Take up full GMAT tests, following the rules and timelines as the actual GMAT.
Observe your downfalls and work on them throughout the day.
Monitor your progress.
Watch videos of Verbal, Quantitative, and IR section-related queries and strategies.
Learn about various impactful events of the world and critically jot down arguments for the same.
Spend at least 20-30 mins on Yocket Flashcards.
Week 5 progress checker:
By the end of this week, you should have solved papers, overcome weaknesses, and should have been able to complete the whole paper. You should also have a grip on essay writing. Especially, to hone narrating your opinions and structuring the essay to make a powerful case.

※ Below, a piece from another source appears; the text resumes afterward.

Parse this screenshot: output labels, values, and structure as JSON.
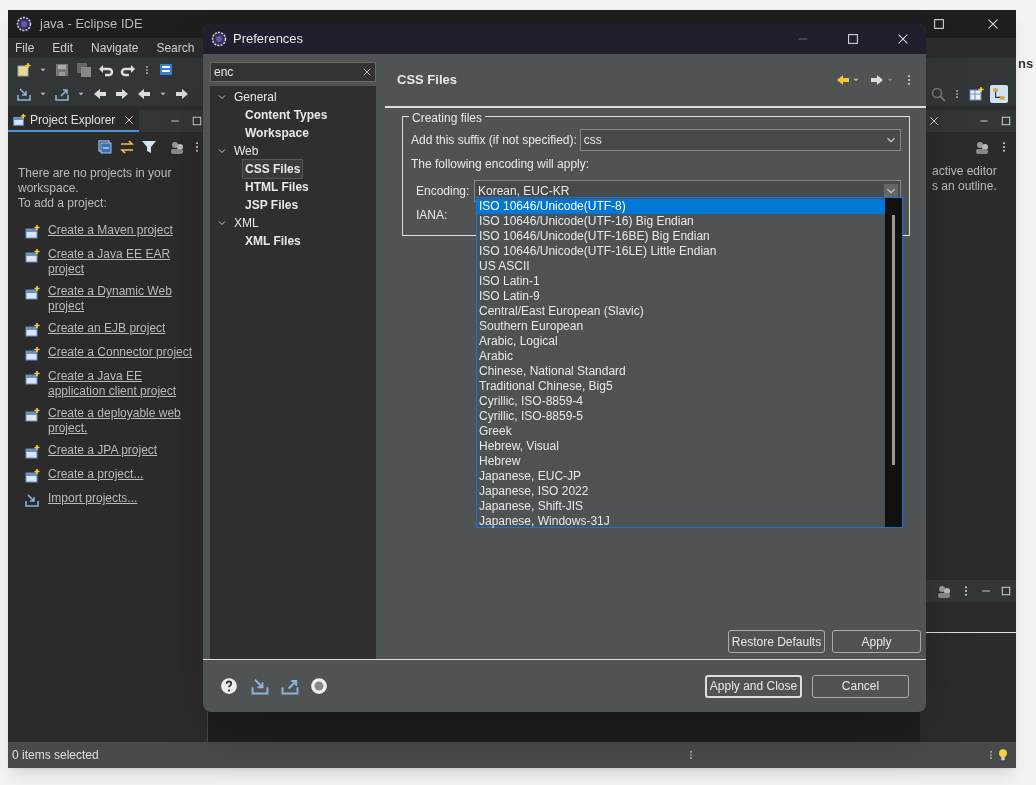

Refresh! Revise! Retest!
For week six, be prepared to go around the circle. In order to refresh your memory and to avoid missing out on any topic, head back to the books. You need to take up each of the GMAT section studies again along with one mock paper per day. By doing so, you’re strengthening your knowledge. You also are balancing it out with GMAT mock tests.
What to do for your week 6 of GMAT preparation?
Practice the Verbal section of the GMAT.
Solve the problem of every section of GMAT Quantitative.
Write essays and solve IR problems.
Take at least five tests this week.
Weekend 6 checklist:
Observe your progress in each section of the GMAT and check if you’ve stopped making your previously made mistakes.
Recording your progress this week is crucial. You will be able to clearly identify if you’ve got better than where you started.
Additionally, practice solving questions on the whiteboard.
Prepare to test
With just a few more days in hand, it is time you start with making decisions about the test and direct your preparation in the same manner. This means, weigh your GMAT paper pattern options and the order in which you would like to answer. Since you have the option of choosing your section order, you can use it to your advantage.
GMAT week 7 preparation to-do’s:
Identifying your strengths, pick on your answering preferences.
Take mock tests in various orders and make a pick on the format that keeps you attentive throughout the test.
Identify the sections you enjoy answering in the GMAT test paper and amplify your results.
Practice solving questions over the online whiteboard.
Achievements of week 7:
By the end of the Week 7, you should be able to solve complete mock papers, should have made progress in your weaker sections and must have decided the order of your GMAT test paper.
The Final Call: Complete preparation plan
You are expected to have completed two preparation rounds with study and tests by now. This implies that you are ready to face the test. Nevertheless, the last week of your preparation should be wholly dedicated to practicing papers, brushing up with concepts and thoroughing yourself with formulas.
The Final Week Preparation Plan:
Create a therapeutic schedule to be calm yet active.
Plan to take two to three tests every day.
Observe if any section, in particular, is holding you back.
Prepare for test day decisions - It is important that you settle your test day decisions prior to your actual GMAT test. Such as your target score, would you accept or cancel scores based on your target achieved? What kind of courses or universities would you want to send your scores to?
These are the decisions you’ll have to make before you tie yourself to the paper. As you have only two minutes on the test day to make your decision. It is best to go with a clear judgment for yourself.
What would you achieve by the end of the 8-week preparation?
You should be thoroughly prepared for each of the sections of GMAT. By the end of Week 8, you are confident, calm and completely ready for the GMAT test.
DISCUSS YOUR PREPARATION: Brainstorm tips and tricks with other GMAT aspirants
It is as important to track your progress as it is to prepare. Take out about an hour or so at the end of each week to look back at the progress you have achieved in that week as well as plan the next week of preparation.
An eight-week study plan pans out to be successful only with great determination and consistency. Thus, invest in thoroughly studying each of the sections of Verbal Reasoning, Quantitative Reasoning, Integrated Reasoning and Analytical Essay Writing. In addition, pay keen attention to tricks of application and business studies. Go ahead and champion the GMAT paper!
STUDY ABROAD GUIDE